At four-and-a-half acres it was reputed to be the largest artificial lake in the UK.

More than 3,000 people gathered for the opening ceremony which ended with tub races and a procession of illuminated craft.

The lake was used by the Gosport Model Yacht Club which became famous for its competition successes.

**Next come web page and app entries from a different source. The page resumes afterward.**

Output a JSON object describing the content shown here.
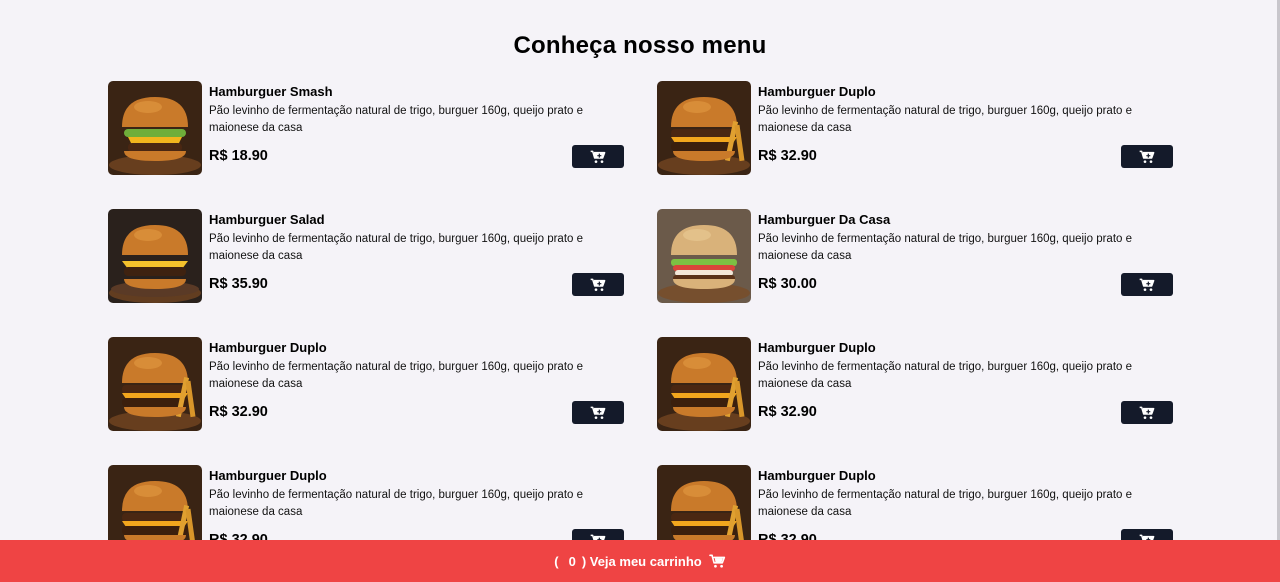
{
  "menu": {
    "title": "Conheça nosso menu",
    "items": [
      {
        "name": "Hamburguer Smash",
        "description": "Pão levinho de fermentação natural de trigo, burguer 160g, queijo prato e maionese da casa",
        "price": "R$ 18.90",
        "image": "burger-smash-image"
      },
      {
        "name": "Hamburguer Duplo",
        "description": "Pão levinho de fermentação natural de trigo, burguer 160g, queijo prato e maionese da casa",
        "price": "R$ 32.90",
        "image": "burger-duplo-image"
      },
      {
        "name": "Hamburguer Salad",
        "description": "Pão levinho de fermentação natural de trigo, burguer 160g, queijo prato e maionese da casa",
        "price": "R$ 35.90",
        "image": "burger-salad-image"
      },
      {
        "name": "Hamburguer Da Casa",
        "description": "Pão levinho de fermentação natural de trigo, burguer 160g, queijo prato e maionese da casa",
        "price": "R$ 30.00",
        "image": "burger-da-casa-image"
      },
      {
        "name": "Hamburguer Duplo",
        "description": "Pão levinho de fermentação natural de trigo, burguer 160g, queijo prato e maionese da casa",
        "price": "R$ 32.90",
        "image": "burger-duplo-image"
      },
      {
        "name": "Hamburguer Duplo",
        "description": "Pão levinho de fermentação natural de trigo, burguer 160g, queijo prato e maionese da casa",
        "price": "R$ 32.90",
        "image": "burger-duplo-image"
      },
      {
        "name": "Hamburguer Duplo",
        "description": "Pão levinho de fermentação natural de trigo, burguer 160g, queijo prato e maionese da casa",
        "price": "R$ 32.90",
        "image": "burger-duplo-image"
      },
      {
        "name": "Hamburguer Duplo",
        "description": "Pão levinho de fermentação natural de trigo, burguer 160g, queijo prato e maionese da casa",
        "price": "R$ 32.90",
        "image": "burger-duplo-image"
      }
    ],
    "add_to_cart_icon": "cart-plus-icon"
  },
  "footer": {
    "open_paren": "(",
    "count": "0",
    "label": ") Veja meu carrinho",
    "icon": "cart-icon"
  },
  "colors": {
    "background": "#f5f3f8",
    "button": "#141a2a",
    "footer": "#ef4444"
  }
}
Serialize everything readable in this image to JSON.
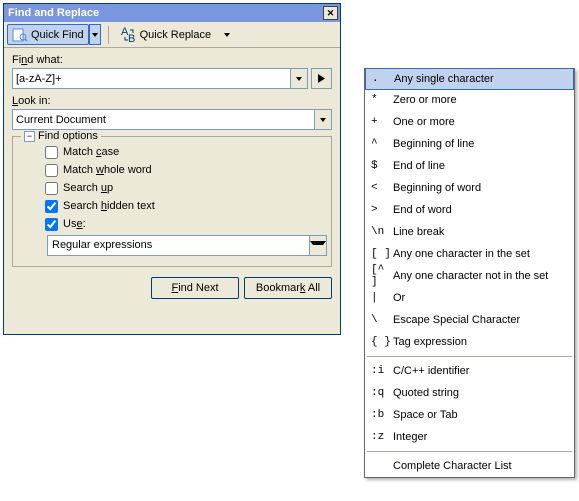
{
  "title": "Find and Replace",
  "toolbar": {
    "quick_find": "Quick Find",
    "quick_replace": "Quick Replace"
  },
  "find_what_label": "Find what:",
  "find_what_value": "[a-zA-Z]+",
  "look_in_label": "Look in:",
  "look_in_value": "Current Document",
  "options": {
    "legend": "Find options",
    "match_case": "Match case",
    "match_whole": "Match whole word",
    "search_up": "Search up",
    "search_hidden": "Search hidden text",
    "use": "Use:",
    "use_value": "Regular expressions"
  },
  "buttons": {
    "find_next": "Find Next",
    "bookmark_all": "Bookmark All"
  },
  "menu": [
    {
      "sym": ".",
      "label": "Any single character"
    },
    {
      "sym": "*",
      "label": "Zero or more"
    },
    {
      "sym": "+",
      "label": "One or more"
    },
    {
      "sym": "^",
      "label": "Beginning of line"
    },
    {
      "sym": "$",
      "label": "End of line"
    },
    {
      "sym": "<",
      "label": "Beginning of word"
    },
    {
      "sym": ">",
      "label": "End of word"
    },
    {
      "sym": "\\n",
      "label": "Line break"
    },
    {
      "sym": "[ ]",
      "label": "Any one character in the set"
    },
    {
      "sym": "[^ ]",
      "label": "Any one character not in the set"
    },
    {
      "sym": "|",
      "label": "Or"
    },
    {
      "sym": "\\",
      "label": "Escape Special Character"
    },
    {
      "sym": "{ }",
      "label": "Tag expression"
    },
    {
      "sym": ":i",
      "label": "C/C++ identifier"
    },
    {
      "sym": ":q",
      "label": "Quoted string"
    },
    {
      "sym": ":b",
      "label": "Space or Tab"
    },
    {
      "sym": ":z",
      "label": "Integer"
    }
  ],
  "menu_footer": "Complete Character List"
}
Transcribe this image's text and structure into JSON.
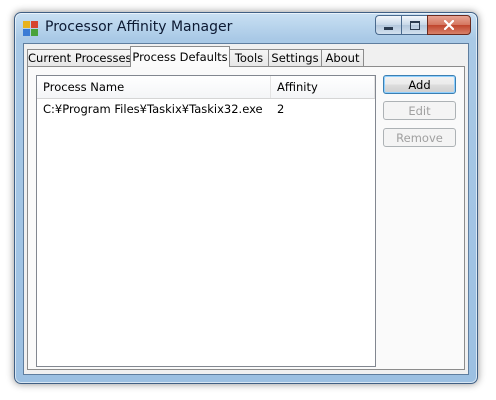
{
  "window": {
    "title": "Processor Affinity Manager",
    "icon": "app-icon"
  },
  "caption_buttons": {
    "minimize_icon": "minimize-icon",
    "maximize_icon": "maximize-icon",
    "close_icon": "close-icon"
  },
  "tabs": [
    {
      "label": "Current Processes",
      "active": false
    },
    {
      "label": "Process Defaults",
      "active": true
    },
    {
      "label": "Tools",
      "active": false
    },
    {
      "label": "Settings",
      "active": false
    },
    {
      "label": "About",
      "active": false
    }
  ],
  "list": {
    "columns": [
      "Process Name",
      "Affinity"
    ],
    "rows": [
      {
        "name": "C:¥Program Files¥Taskix¥Taskix32.exe",
        "affinity": "2"
      }
    ]
  },
  "buttons": {
    "add": "Add",
    "edit": "Edit",
    "remove": "Remove"
  },
  "colors": {
    "frame": "#a9c9e6",
    "close_button": "#c0452d",
    "default_button_border": "#3c7fb1"
  }
}
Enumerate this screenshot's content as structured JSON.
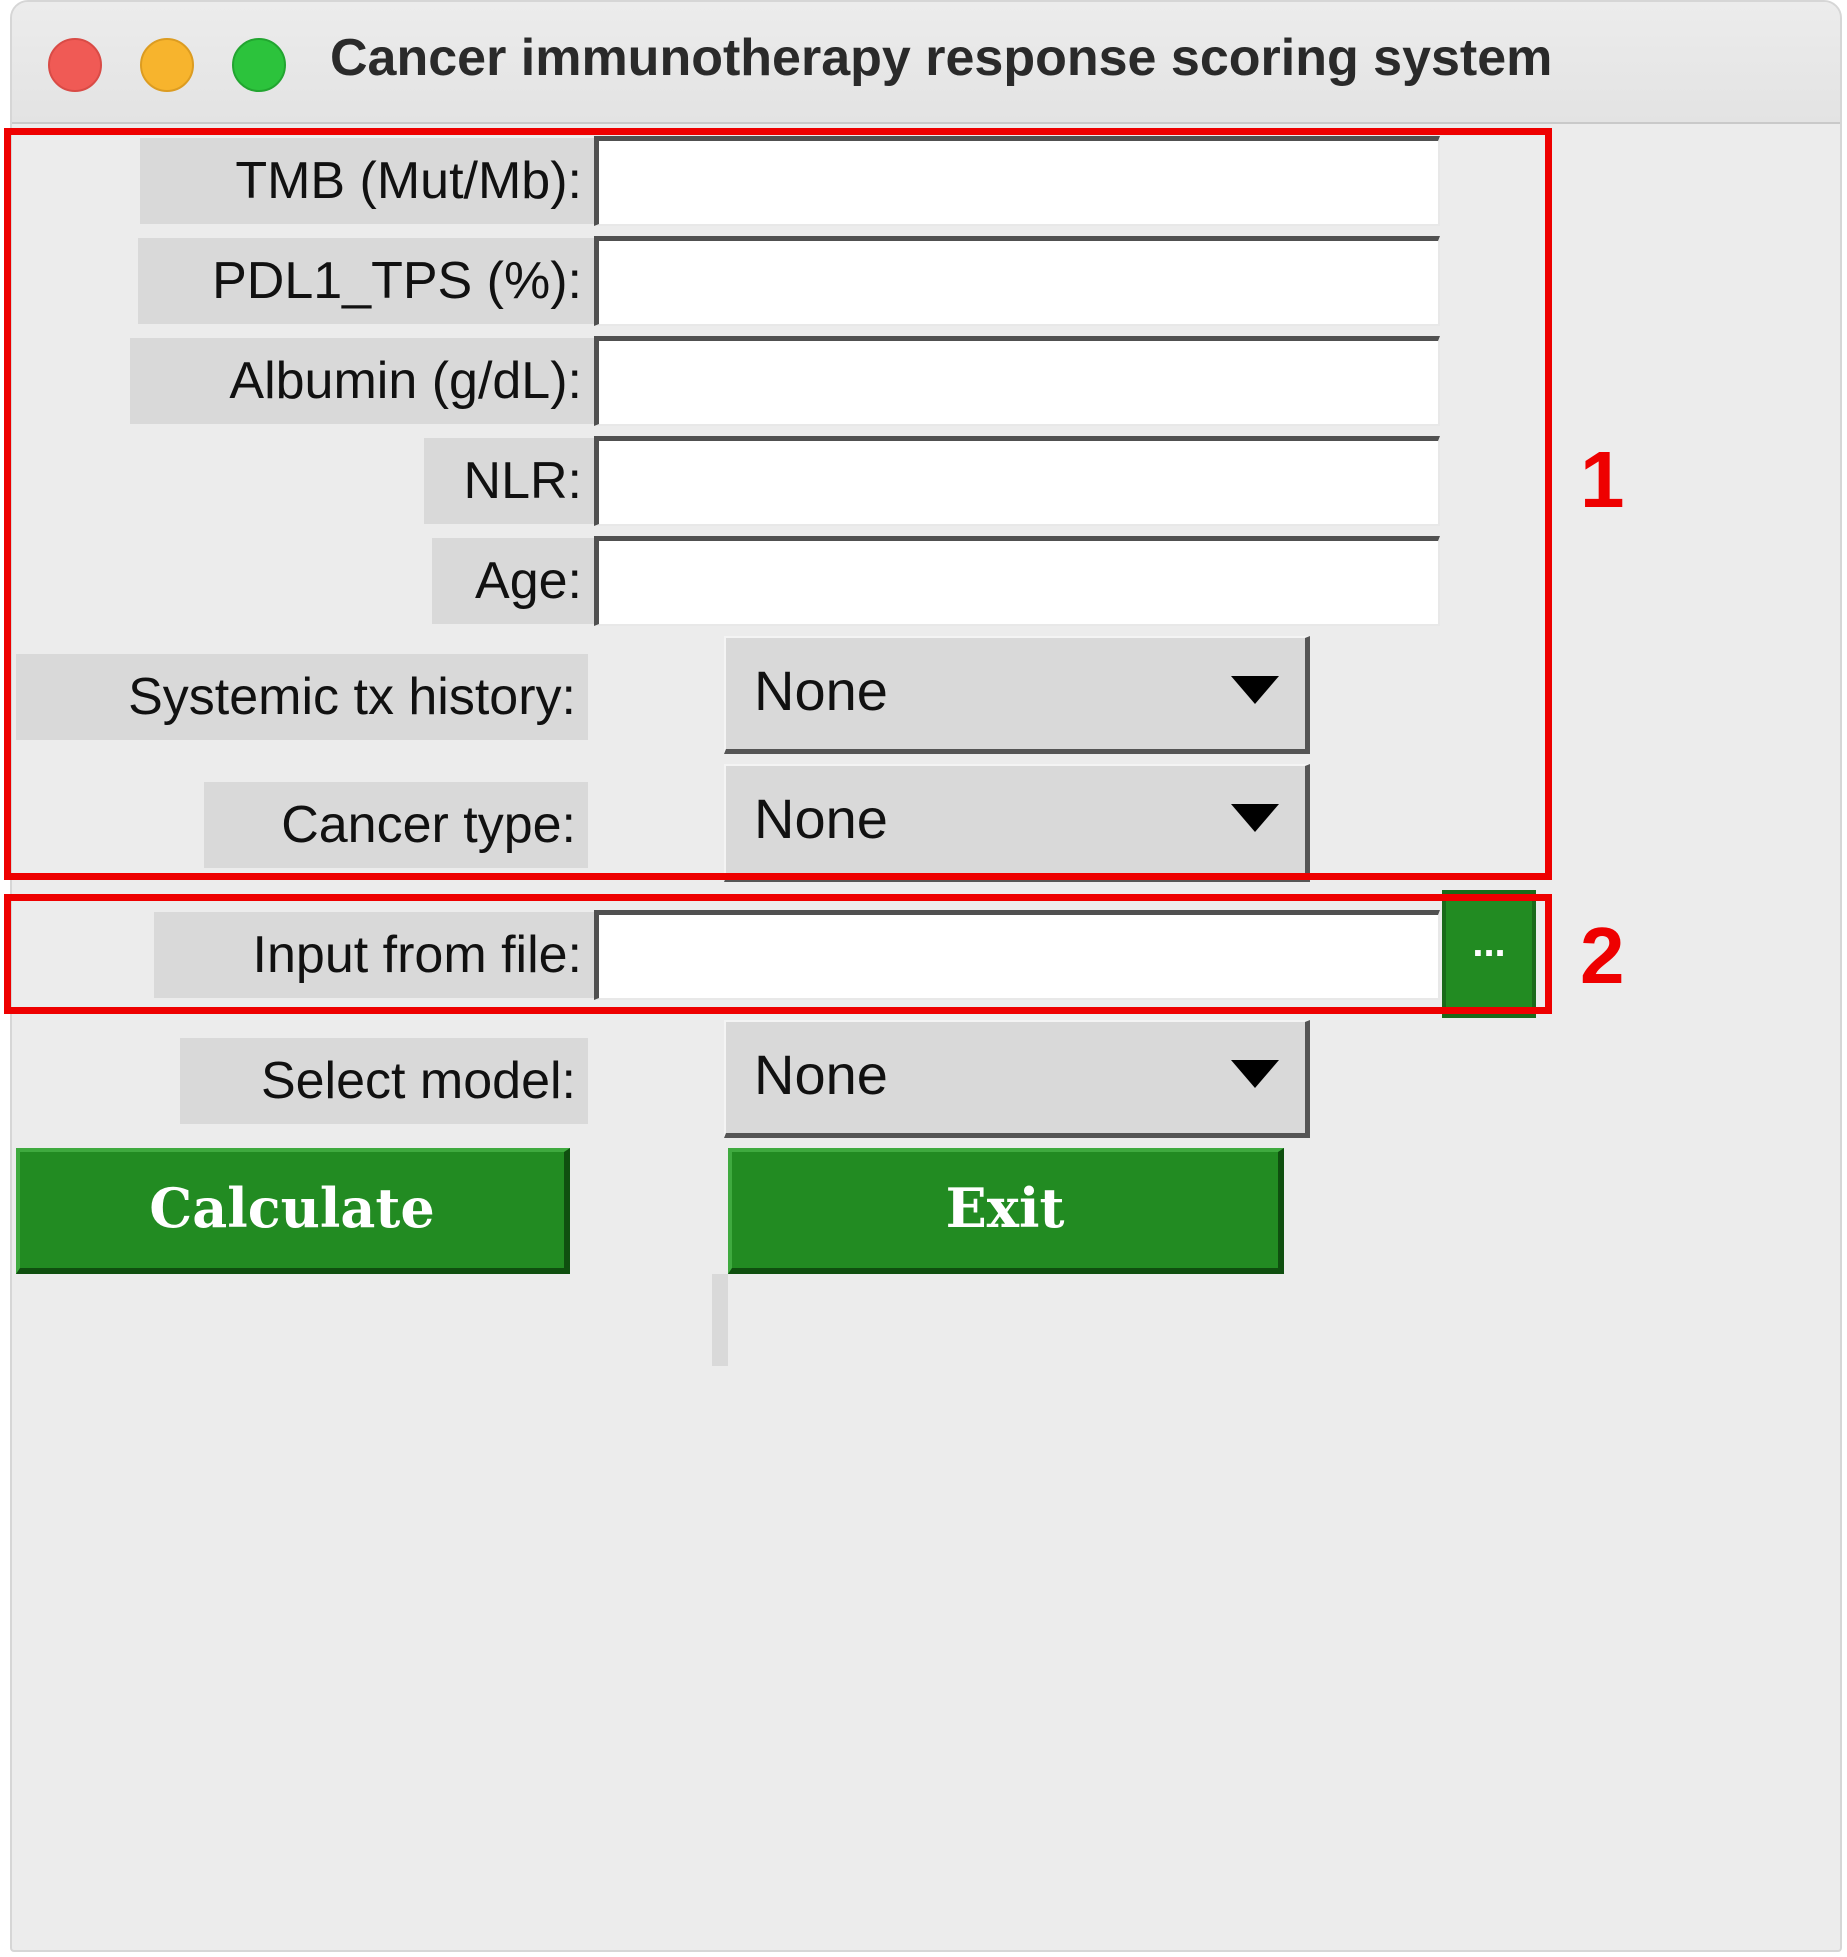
{
  "window": {
    "title": "Cancer immunotherapy response scoring system"
  },
  "form": {
    "tmb_label": "TMB (Mut/Mb):",
    "pdl1_label": "PDL1_TPS (%):",
    "albumin_label": "Albumin (g/dL):",
    "nlr_label": "NLR:",
    "age_label": "Age:",
    "tmb_value": "",
    "pdl1_value": "",
    "albumin_value": "",
    "nlr_value": "",
    "age_value": "",
    "systemic_label": "Systemic tx history:",
    "systemic_value": "None",
    "cancer_label": "Cancer type:",
    "cancer_value": "None",
    "file_label": "Input from file:",
    "file_value": "",
    "browse_label": "...",
    "model_label": "Select model:",
    "model_value": "None"
  },
  "buttons": {
    "calculate": "Calculate",
    "exit": "Exit"
  },
  "annotations": {
    "box1_number": "1",
    "box2_number": "2",
    "color": "#ee0000"
  },
  "colors": {
    "button_green": "#228b22",
    "window_bg": "#ececec",
    "label_bg": "#d9d9d9"
  },
  "icons": {
    "dropdown": "triangle-down-icon",
    "close": "close-window-icon",
    "minimize": "minimize-window-icon",
    "zoom": "zoom-window-icon"
  }
}
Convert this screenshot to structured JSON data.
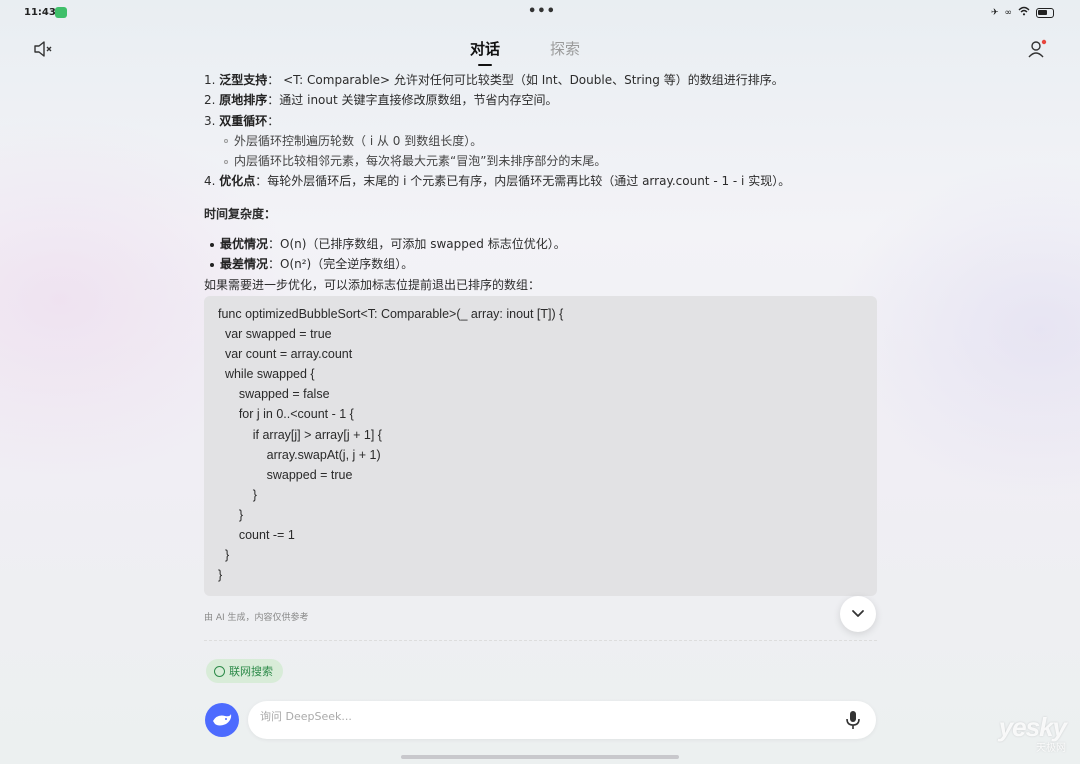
{
  "status_bar": {
    "time": "11:43",
    "dots": "•••"
  },
  "nav": {
    "tabs": [
      {
        "label": "对话",
        "active": true
      },
      {
        "label": "探索",
        "active": false
      }
    ]
  },
  "content": {
    "points": [
      {
        "num": "1.",
        "title": "泛型支持",
        "text": "：  <T: Comparable>  允许对任何可比较类型（如 Int、Double、String 等）的数组进行排序。"
      },
      {
        "num": "2.",
        "title": "原地排序",
        "text": "：通过  inout  关键字直接修改原数组，节省内存空间。"
      },
      {
        "num": "3.",
        "title": "双重循环",
        "text": "："
      },
      {
        "num": "4.",
        "title": "优化点",
        "text": "：每轮外层循环后，末尾的  i  个元素已有序，内层循环无需再比较（通过  array.count - 1 - i  实现）。"
      }
    ],
    "sub_points": [
      "外层循环控制遍历轮数（ i  从 0 到数组长度）。",
      "内层循环比较相邻元素，每次将最大元素“冒泡”到未排序部分的末尾。"
    ],
    "complexity_heading": "时间复杂度：",
    "complexity": [
      {
        "title": "最优情况",
        "text": "：O(n)（已排序数组，可添加  swapped  标志位优化）。"
      },
      {
        "title": "最差情况",
        "text": "：O(n²)（完全逆序数组）。"
      }
    ],
    "followup": "如果需要进一步优化，可以添加标志位提前退出已排序的数组："
  },
  "code": [
    "func optimizedBubbleSort<T: Comparable>(_ array: inout [T]) {",
    "  var swapped = true",
    "  var count = array.count",
    "  while swapped {",
    "      swapped = false",
    "      for j in 0..<count - 1 {",
    "          if array[j] > array[j + 1] {",
    "              array.swapAt(j, j + 1)",
    "              swapped = true",
    "          }",
    "      }",
    "      count -= 1",
    "  }",
    "}"
  ],
  "disclaimer": "由 AI 生成，内容仅供参考",
  "search_chip": "联网搜索",
  "input": {
    "placeholder": "询问 DeepSeek..."
  },
  "watermark": {
    "line1": "yesky",
    "line2": "天极网"
  },
  "colors": {
    "accent": "#4d6bfe",
    "chip_bg": "#d8ecd8",
    "chip_text": "#2e8b4a",
    "code_bg": "#e2e2e4"
  }
}
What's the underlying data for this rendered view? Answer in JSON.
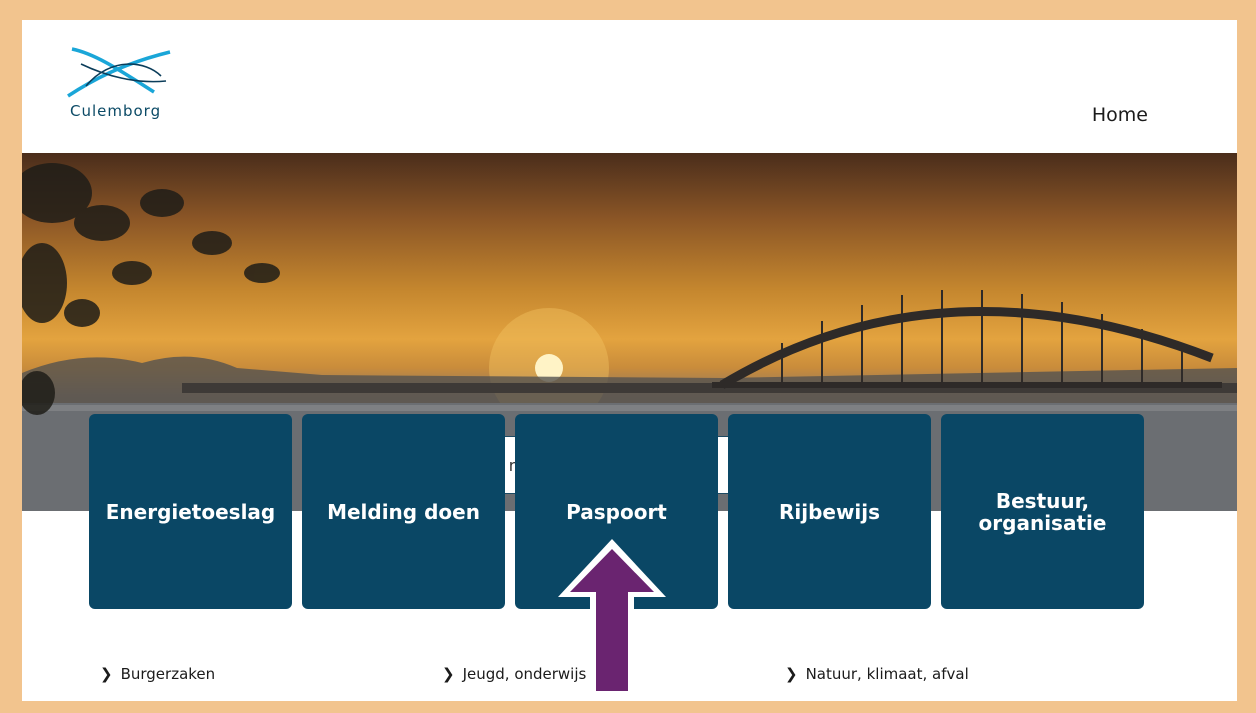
{
  "header": {
    "logo_text": "Culemborg",
    "nav_home": "Home"
  },
  "search": {
    "placeholder": "Waar bent u naar op zoek?",
    "button_icon": "search-icon"
  },
  "tiles": [
    {
      "label": "Energietoeslag"
    },
    {
      "label": "Melding doen"
    },
    {
      "label": "Paspoort"
    },
    {
      "label": "Rijbewijs"
    },
    {
      "label": "Bestuur, organisatie"
    }
  ],
  "quick_links": [
    {
      "label": "Burgerzaken",
      "icon": "chevron-right-icon"
    },
    {
      "label": "Jeugd, onderwijs",
      "icon": "chevron-right-icon"
    },
    {
      "label": "Natuur, klimaat, afval",
      "icon": "chevron-right-icon"
    }
  ],
  "colors": {
    "frame": "#f2c48e",
    "tile_bg": "#0a4765",
    "search_button": "#08405f",
    "arrow": "#6a2470"
  }
}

This led to the lake being used as a venue for various international events.

Gosport’s open air swimming pool (seen here in 1930) was built on the site of the town’s ramparts and opened on May 30, 1924.

Costumes could be hired but with ‘B of G’ (Baths of Gosport) emblazoned on the front they were not popular.

The pool was improved in 1936 with a new filtration plant and extra changing rooms.

Floodlights were installed for evening swimming and the baths were often the venue for regattas and water pageants.

Enjoying a dip in the briny in 1913 are members of the women’s branch of Portsmouth Swimming Club.

Sea bathing became popular off Quebec House, Old Portsmouth, during the middle of the 19th century.

Popularity remained consistent and a club was founded by Harry William Fisk in 1875. It became the largest of its kind in the country boasting nearly 1,500 members.

Summer visitors were allowed to use the facilities for a nominal charge and the club’s large wooden bathing stages – separate ones for men and women – could be found near Clarence Pier.